*** DATA FOR REVIEW Section Begins ***
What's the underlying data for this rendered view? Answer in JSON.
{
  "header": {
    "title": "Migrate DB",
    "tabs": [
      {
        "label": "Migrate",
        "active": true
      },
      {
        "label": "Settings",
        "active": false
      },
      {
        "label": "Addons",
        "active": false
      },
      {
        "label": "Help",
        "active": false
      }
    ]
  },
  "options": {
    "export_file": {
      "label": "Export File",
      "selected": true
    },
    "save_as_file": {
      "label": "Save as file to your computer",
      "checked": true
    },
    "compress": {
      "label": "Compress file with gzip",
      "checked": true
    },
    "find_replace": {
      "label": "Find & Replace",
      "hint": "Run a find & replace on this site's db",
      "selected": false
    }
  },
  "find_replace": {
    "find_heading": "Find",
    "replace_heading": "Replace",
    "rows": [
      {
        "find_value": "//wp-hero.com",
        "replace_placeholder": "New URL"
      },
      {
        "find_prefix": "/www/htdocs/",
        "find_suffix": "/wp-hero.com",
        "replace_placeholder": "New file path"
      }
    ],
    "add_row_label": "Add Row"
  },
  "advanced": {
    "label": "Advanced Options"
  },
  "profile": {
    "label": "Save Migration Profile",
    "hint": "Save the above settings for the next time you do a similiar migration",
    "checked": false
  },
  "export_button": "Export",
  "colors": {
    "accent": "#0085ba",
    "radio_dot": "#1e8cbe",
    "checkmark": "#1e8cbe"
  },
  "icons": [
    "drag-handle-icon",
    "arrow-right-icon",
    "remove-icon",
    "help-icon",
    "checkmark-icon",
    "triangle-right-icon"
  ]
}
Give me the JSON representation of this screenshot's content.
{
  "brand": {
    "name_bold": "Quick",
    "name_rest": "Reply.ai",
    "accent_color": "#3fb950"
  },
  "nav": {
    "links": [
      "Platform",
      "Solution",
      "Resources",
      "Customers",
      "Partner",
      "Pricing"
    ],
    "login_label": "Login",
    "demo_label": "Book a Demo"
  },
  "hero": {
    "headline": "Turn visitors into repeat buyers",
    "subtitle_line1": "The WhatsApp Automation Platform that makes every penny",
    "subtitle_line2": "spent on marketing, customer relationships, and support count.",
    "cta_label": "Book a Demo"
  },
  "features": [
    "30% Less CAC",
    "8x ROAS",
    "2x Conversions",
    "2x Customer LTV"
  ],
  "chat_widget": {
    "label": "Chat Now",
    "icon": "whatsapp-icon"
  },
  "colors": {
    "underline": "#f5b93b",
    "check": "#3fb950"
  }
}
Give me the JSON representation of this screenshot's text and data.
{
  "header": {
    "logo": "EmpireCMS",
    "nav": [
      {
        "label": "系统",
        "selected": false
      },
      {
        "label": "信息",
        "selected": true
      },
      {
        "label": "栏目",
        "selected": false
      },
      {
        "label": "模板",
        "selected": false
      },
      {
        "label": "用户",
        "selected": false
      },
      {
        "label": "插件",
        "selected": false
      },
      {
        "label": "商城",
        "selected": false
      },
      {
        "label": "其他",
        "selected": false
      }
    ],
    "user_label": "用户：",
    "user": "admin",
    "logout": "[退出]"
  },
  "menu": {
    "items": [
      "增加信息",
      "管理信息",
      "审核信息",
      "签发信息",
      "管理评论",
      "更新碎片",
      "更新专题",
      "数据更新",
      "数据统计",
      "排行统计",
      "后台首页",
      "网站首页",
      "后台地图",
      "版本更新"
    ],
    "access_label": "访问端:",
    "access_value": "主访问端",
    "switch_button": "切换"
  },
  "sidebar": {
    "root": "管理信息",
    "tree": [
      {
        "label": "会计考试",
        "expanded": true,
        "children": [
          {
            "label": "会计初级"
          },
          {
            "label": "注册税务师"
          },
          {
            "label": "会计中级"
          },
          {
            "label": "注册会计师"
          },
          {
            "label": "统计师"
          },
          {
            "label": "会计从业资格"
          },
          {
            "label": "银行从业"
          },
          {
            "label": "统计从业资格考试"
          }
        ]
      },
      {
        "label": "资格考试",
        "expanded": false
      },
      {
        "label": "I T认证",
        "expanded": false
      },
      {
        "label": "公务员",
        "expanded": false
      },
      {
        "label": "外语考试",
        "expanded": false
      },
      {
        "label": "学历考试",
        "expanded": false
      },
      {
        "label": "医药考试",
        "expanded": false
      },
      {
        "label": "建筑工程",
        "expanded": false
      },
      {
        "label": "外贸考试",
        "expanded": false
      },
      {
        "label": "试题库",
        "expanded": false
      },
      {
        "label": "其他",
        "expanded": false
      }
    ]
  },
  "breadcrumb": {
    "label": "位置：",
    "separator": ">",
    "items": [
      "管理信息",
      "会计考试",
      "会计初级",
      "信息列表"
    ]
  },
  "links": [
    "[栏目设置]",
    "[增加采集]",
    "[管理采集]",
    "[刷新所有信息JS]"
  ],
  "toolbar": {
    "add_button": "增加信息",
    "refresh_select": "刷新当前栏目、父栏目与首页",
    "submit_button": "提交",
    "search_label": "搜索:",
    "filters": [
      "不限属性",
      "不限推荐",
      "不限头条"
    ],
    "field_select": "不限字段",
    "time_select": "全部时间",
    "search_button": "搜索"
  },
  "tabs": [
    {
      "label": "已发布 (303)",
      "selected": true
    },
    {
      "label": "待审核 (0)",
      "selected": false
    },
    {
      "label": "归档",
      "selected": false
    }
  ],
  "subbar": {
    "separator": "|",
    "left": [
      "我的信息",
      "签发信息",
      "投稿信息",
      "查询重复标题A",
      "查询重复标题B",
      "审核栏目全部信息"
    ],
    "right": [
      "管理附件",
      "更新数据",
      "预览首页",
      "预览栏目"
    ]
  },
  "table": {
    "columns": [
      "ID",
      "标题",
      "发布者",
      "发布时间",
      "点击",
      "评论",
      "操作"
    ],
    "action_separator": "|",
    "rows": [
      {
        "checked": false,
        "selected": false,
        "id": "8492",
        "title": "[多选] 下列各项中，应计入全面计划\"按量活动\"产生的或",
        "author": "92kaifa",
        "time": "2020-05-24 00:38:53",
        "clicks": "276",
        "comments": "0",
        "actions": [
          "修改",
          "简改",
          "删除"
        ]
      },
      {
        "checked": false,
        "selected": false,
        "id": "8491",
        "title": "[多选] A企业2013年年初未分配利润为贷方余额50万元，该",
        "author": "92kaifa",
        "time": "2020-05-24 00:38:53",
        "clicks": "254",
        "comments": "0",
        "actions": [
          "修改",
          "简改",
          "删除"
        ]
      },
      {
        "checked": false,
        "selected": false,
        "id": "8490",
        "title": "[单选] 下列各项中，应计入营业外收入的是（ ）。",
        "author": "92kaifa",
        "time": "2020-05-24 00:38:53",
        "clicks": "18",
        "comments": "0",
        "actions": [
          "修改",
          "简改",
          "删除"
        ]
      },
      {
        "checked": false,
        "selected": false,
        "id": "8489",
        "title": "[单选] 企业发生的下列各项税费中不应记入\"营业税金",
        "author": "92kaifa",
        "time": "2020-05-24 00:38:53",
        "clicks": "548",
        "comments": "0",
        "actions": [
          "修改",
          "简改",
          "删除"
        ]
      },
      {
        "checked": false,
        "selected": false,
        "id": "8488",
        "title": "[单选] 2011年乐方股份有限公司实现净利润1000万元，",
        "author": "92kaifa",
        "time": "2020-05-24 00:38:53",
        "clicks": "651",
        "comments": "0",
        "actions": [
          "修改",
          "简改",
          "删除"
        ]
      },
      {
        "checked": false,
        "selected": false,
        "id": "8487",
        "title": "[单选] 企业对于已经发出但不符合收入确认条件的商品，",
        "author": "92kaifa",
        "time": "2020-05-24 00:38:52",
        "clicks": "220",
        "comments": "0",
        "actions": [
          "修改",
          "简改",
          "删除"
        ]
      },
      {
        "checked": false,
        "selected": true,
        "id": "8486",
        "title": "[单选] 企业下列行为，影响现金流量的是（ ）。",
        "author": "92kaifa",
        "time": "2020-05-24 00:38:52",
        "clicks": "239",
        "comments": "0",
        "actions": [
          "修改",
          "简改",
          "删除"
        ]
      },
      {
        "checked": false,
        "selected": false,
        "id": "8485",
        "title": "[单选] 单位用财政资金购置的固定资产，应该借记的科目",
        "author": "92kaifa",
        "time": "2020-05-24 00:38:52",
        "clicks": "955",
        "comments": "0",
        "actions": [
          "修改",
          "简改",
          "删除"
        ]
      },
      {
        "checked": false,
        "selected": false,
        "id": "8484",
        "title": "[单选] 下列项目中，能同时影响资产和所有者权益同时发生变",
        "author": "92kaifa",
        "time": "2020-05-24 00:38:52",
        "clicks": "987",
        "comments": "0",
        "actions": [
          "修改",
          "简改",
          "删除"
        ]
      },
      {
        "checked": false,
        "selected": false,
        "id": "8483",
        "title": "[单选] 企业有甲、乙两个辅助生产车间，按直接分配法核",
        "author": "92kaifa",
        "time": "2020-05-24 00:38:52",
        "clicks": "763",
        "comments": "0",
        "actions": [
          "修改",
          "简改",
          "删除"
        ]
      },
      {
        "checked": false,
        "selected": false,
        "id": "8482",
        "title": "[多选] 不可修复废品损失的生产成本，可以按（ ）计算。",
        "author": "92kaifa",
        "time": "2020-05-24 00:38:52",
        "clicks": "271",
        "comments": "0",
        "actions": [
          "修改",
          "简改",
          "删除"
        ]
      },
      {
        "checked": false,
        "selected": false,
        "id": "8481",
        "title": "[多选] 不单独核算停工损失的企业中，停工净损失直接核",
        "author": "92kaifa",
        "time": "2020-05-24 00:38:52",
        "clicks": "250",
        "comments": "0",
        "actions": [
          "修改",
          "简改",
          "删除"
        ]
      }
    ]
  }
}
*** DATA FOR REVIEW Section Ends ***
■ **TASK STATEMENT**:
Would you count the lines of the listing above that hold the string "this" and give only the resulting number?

■ **WRITTEN RESPONSE**:
4